I pro­pose this sim­ple guide­line: Web 2.0 con­tent should always be a means to an end, not an end in itself.  What’s the dif­fer­ence?  Here’s an exam­ple: Let’s say a Google user types in the query “Find­ing Nemo review” and they land on your site.  Are they really expect­ing a page with a video player front and cen­ter that shows the movie’s trailer?  Of course not: They are obvi­ously look­ing for links to movie reviews they can trust.  If a video player is part of the equa­tion, it would only work if it promi­nently dis­plays a movie review. See the difference?

So before you deploy­Web 2.0 con­tent, ask your­self a sim­ple ques­tion: “Is this con­tent that my users would want to con­sume, and is this the way they would want to con­sume it?”  To answer that ques­tion, you need to know not only what the page is designed to do, but also how your users are get­ting there.

Once you’ve decided to move for­ward, build in tools to track usage.

What’s that?  You’re not mea­sur­ing the per­for­mance of Web 2.0 con­tent because it’s too hard to track?  Non­sense!  Today’s tools allow you to mea­sure the per­for­mance of Flash, video and AJAX con­tent with great pre­ci­sion, as well as to test alternatives.

Think of it this way: If it’s not worth mea­sur­ing, is it really worth building?

And since you’re mea­sur­ing, why not tar­get while you’re at it?  Tar­get­ing allows you to use one page for mul­ti­ple pur­poses.  A query like “Find­ing Nemo review” would bring text reviews to the top of the page, whereas “Find­ing Nemo trailer” would make a video player front and center.

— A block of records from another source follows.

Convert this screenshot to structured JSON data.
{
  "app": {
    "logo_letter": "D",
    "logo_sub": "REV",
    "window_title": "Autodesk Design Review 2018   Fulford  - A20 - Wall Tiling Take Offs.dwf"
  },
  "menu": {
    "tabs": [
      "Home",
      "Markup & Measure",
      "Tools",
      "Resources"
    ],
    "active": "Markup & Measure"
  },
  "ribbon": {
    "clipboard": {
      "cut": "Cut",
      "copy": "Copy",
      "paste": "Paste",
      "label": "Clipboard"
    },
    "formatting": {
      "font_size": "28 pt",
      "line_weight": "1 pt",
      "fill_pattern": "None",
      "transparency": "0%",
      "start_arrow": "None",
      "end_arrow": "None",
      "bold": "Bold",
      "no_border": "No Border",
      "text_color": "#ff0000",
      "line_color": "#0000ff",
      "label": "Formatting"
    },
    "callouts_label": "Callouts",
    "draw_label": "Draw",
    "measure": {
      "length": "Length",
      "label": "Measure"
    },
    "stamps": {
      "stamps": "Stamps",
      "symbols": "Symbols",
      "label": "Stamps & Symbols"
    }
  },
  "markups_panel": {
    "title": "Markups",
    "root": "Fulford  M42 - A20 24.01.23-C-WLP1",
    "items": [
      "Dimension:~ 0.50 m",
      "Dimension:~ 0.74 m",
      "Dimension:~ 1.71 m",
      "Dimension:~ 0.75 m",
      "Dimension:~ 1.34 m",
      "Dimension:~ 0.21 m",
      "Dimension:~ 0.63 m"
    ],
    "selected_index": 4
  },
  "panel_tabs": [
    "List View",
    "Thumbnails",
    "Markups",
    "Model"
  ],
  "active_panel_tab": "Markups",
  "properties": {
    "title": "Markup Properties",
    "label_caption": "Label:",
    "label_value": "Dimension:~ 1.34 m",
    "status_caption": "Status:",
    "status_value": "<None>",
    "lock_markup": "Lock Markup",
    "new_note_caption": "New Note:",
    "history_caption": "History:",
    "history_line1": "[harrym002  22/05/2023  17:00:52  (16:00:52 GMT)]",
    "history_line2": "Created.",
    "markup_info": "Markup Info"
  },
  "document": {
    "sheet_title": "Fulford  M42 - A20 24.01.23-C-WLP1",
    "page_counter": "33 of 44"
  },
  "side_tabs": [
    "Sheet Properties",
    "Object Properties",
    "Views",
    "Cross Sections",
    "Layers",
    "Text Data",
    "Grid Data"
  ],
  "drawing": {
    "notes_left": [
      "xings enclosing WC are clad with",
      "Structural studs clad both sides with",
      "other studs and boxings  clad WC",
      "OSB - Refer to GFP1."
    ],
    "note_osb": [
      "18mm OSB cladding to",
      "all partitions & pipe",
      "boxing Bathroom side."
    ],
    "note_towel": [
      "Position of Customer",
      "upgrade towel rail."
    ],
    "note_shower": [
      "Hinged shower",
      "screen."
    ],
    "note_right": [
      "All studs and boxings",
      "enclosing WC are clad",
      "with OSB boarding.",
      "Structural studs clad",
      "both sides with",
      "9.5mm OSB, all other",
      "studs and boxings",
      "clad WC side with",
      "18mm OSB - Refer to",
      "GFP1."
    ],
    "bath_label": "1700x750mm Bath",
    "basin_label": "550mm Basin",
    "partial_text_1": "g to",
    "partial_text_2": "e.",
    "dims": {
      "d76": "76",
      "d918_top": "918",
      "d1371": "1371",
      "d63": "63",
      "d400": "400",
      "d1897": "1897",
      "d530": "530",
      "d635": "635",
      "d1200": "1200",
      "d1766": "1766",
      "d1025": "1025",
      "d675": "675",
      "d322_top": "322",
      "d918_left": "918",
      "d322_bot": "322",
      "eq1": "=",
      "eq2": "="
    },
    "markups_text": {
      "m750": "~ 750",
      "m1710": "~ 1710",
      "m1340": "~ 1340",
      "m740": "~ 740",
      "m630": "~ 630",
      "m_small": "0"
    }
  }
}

Once again, it all comes back to rel­e­vance.  It sounds too sim­ple to be true, but that’s the real deal.  The best way to pre­dict rel­e­vance is com­mon sense.  The best way to mea­sure rel­e­vance is to track per­for­mance.  The best way to improve rel­e­vance is to test, opti­mize and tar­get.  So you see, even test­ing is a means to an end, not an end unto itself.

3 comments
John Broady
John Broady

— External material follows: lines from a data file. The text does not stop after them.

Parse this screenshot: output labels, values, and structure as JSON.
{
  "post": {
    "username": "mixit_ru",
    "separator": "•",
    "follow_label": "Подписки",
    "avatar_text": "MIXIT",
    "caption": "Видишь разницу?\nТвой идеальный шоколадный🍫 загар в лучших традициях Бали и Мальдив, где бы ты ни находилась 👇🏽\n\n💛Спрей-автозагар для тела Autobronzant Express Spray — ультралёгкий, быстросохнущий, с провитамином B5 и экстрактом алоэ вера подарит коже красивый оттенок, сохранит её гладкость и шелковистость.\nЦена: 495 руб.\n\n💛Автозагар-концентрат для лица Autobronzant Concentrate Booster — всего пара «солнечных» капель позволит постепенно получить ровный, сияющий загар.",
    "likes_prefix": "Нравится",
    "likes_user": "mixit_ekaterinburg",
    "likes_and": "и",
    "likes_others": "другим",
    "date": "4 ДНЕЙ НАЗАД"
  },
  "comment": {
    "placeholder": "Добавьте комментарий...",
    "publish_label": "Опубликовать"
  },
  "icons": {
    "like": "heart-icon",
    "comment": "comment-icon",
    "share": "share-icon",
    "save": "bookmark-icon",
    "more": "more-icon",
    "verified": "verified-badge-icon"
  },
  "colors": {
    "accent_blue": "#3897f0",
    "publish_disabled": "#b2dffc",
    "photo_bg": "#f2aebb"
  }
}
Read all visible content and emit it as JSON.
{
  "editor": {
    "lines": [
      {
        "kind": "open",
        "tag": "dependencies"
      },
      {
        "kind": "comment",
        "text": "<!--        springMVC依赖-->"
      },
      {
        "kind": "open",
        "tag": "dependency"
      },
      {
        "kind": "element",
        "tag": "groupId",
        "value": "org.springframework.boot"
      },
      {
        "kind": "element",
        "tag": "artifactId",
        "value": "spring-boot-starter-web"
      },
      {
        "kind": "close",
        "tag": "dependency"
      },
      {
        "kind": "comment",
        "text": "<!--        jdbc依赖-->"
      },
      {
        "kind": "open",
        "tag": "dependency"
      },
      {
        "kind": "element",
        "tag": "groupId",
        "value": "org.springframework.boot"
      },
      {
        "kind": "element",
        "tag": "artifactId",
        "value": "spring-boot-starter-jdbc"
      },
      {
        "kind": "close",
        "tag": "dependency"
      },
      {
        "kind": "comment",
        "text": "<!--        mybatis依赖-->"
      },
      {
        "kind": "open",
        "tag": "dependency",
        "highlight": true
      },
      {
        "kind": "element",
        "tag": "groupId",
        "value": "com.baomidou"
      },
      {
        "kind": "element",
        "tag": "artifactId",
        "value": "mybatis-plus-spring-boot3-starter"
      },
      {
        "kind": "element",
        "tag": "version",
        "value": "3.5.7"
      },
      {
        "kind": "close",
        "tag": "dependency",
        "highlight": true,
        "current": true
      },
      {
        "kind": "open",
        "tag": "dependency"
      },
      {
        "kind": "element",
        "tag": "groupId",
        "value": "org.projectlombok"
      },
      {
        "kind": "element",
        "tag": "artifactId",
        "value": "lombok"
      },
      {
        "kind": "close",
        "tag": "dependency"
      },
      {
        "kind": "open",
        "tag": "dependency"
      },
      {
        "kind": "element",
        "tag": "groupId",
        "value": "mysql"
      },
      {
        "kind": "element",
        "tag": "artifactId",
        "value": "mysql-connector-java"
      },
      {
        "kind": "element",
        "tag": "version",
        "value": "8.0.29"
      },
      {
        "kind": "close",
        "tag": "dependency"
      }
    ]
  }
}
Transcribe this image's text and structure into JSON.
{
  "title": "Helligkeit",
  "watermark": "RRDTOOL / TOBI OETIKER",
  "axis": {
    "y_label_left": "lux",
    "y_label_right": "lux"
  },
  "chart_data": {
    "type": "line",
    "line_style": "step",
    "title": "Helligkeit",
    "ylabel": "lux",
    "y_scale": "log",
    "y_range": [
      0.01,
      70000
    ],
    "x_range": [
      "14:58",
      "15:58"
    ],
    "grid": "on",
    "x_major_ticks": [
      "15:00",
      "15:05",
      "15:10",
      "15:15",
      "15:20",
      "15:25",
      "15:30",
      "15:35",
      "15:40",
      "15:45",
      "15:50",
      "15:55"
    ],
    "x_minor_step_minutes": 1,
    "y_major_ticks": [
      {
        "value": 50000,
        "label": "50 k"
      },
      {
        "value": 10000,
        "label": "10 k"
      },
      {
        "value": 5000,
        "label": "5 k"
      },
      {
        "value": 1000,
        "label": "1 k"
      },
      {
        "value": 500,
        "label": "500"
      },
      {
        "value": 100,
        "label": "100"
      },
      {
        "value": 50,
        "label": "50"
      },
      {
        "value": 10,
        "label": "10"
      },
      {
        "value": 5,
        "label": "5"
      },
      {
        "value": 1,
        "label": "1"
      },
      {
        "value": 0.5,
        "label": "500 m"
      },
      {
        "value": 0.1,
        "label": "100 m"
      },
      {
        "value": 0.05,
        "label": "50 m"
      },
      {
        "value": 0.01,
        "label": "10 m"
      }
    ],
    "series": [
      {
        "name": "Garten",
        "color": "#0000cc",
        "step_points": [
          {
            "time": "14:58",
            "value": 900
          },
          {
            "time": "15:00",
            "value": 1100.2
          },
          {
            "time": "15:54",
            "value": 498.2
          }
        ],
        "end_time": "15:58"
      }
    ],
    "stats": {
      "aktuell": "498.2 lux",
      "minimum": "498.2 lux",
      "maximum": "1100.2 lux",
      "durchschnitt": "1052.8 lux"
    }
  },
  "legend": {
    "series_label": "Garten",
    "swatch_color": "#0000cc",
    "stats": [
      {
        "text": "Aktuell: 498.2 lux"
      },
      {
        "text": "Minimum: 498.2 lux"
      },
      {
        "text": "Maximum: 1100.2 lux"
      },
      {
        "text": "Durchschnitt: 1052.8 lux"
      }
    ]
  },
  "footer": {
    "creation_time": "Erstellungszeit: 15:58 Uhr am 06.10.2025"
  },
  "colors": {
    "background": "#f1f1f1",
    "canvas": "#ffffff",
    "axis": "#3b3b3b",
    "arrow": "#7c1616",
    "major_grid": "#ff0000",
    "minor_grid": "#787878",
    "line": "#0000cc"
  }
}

Hi Soeren, Thanks for the comment. There are all kinds of Web 2.0 content. I'm focusing here on rich content that is produced in-house. But regardless of where your Web 2.0 content comes from, it's worth measuring its performance. I updated the post to eliminate any confusion. John

Soeren Sprogoe
Soeren Sprogoe

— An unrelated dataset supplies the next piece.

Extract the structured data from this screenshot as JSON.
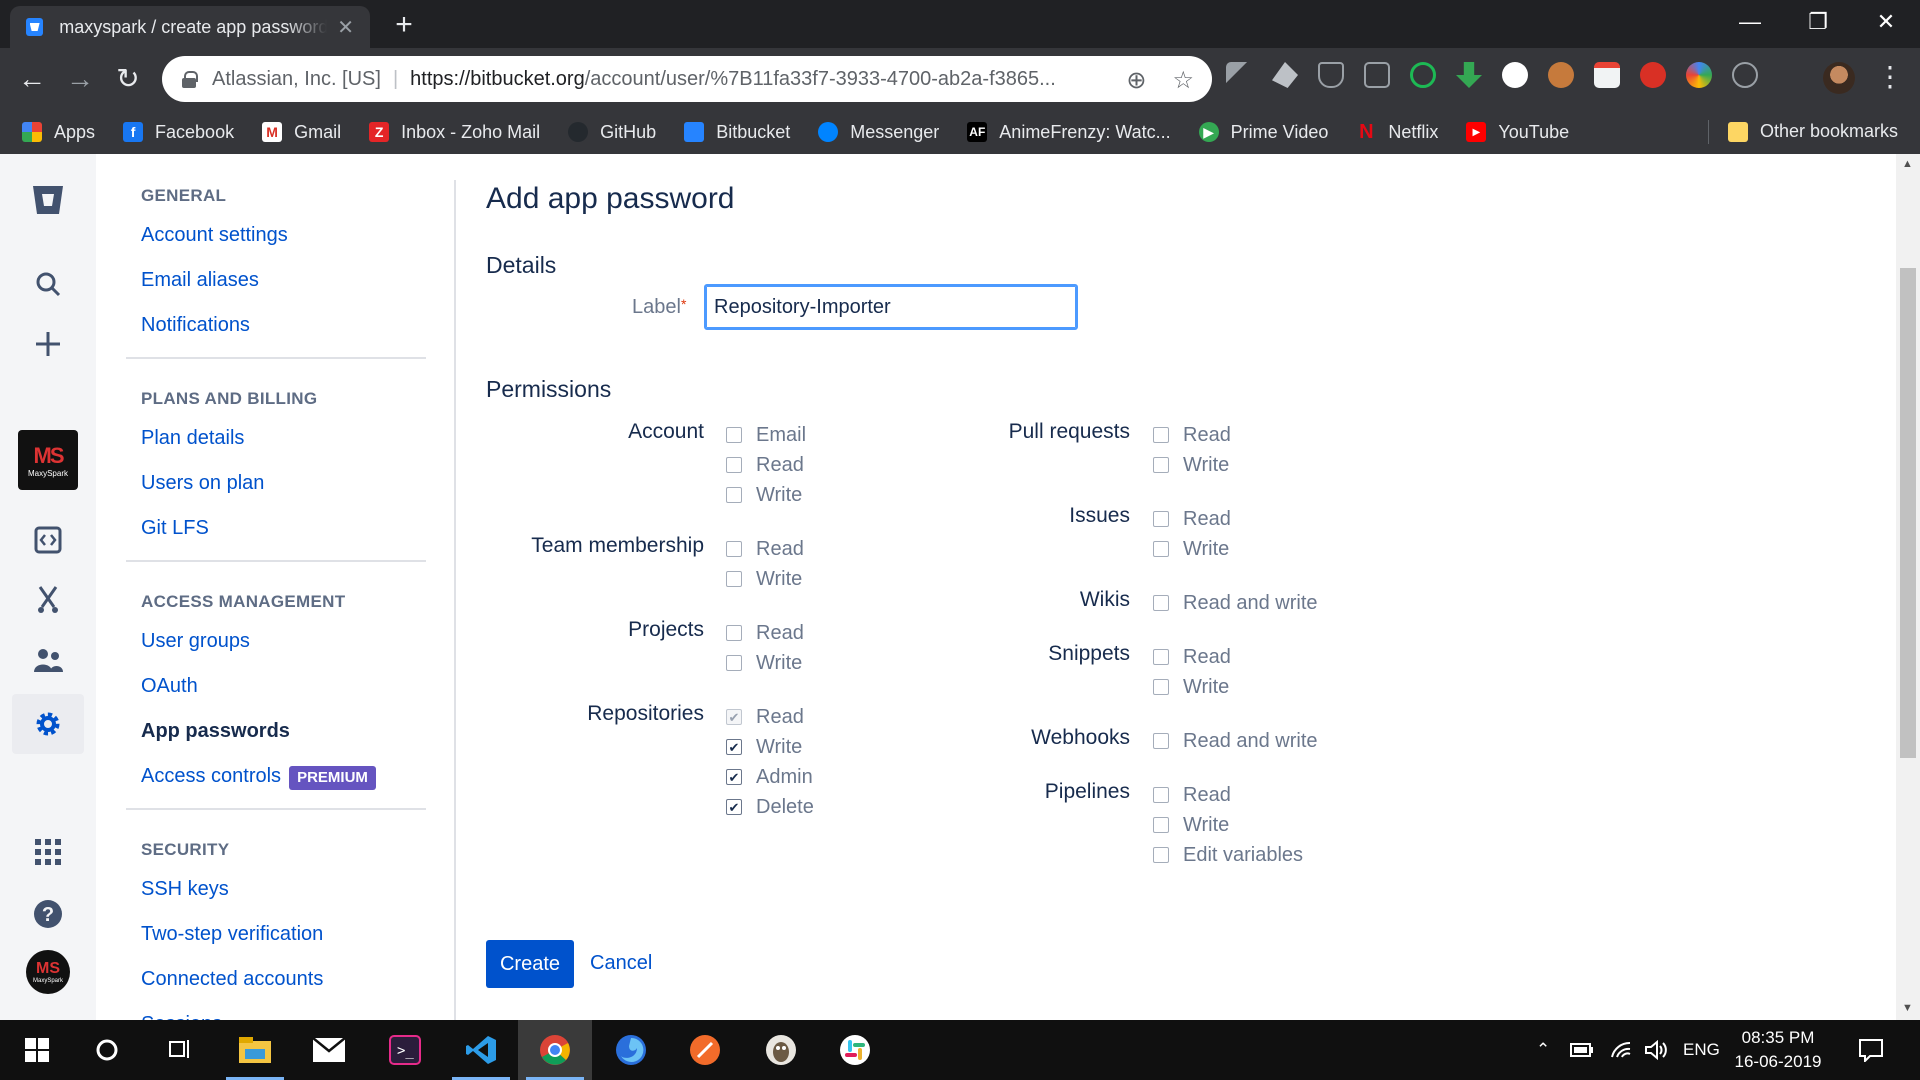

I must admit I was a bit confused after reading this article. I think you need to start by defining what you mean by "Web 2.0 Content", and especially how you actually sit down and produce it (quote: "Web 2.0 content is the among most expensive to produce"). One of the most common definitions of "Web 2.0" is a social, interactive web, where the users themselves are the contributors. And if you follow this definition you can't actually sit down and produce "Web 2.0 Content" yourself. Here's how I read the article: - First the introduction sets me up to reading something about measuring the effect of Web 2.0 content, and using it in the best way. - Then I'm all of a sudden reading stuff about Flash, Videos and AJAX, which doesn't necessarilly have anything to do with Web 2.0 Content. - Then it goes on an rants about targeting relevant content. I'm sorry if the above seems harsh, but after reading the article a couple of times I still haven't figured out what it is about. Maybe I just need to brush up on my English :-)

kz
kz

I have a 1988 Reatta & that consule still works great. How many comp[utrs do you have that are that old??